> Stored items from a collection:
━━━━━━━━━━━━━━━━
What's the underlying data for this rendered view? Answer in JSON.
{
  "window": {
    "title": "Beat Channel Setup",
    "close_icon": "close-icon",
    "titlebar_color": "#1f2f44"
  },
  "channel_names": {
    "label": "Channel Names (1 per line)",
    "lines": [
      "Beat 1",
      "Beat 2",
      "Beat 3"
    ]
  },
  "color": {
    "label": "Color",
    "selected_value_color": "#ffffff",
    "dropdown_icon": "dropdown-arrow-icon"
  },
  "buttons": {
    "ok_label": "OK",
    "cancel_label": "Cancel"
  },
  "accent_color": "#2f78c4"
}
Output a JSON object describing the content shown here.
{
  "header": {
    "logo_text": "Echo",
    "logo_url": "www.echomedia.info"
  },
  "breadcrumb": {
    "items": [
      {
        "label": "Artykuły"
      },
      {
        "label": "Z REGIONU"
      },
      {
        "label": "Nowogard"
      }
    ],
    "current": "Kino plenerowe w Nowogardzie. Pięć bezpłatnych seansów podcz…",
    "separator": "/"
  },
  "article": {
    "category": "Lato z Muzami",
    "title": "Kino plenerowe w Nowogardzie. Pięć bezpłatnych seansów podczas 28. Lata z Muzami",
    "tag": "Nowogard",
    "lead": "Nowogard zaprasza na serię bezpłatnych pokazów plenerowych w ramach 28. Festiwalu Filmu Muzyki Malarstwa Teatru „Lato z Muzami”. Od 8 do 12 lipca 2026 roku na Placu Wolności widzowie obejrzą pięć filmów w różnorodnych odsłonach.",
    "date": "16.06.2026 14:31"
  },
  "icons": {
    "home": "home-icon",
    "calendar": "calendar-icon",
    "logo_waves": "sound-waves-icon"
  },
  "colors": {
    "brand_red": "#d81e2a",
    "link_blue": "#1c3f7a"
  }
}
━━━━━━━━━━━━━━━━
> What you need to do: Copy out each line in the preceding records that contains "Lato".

> Answer space:
    "category": "Lato z Muzami",
    "lead": "Nowogard zaprasza na serię bezpłatnych pokazów plenerowych w ramach 28. Festiwalu Filmu Muzyki Malarstwa Teatru „Lato z Muzami”. Od 8 do 12 lipca 2026 roku na Placu Wolności widzowie obejrzą pięć filmów w różnorodnych odsłonach.",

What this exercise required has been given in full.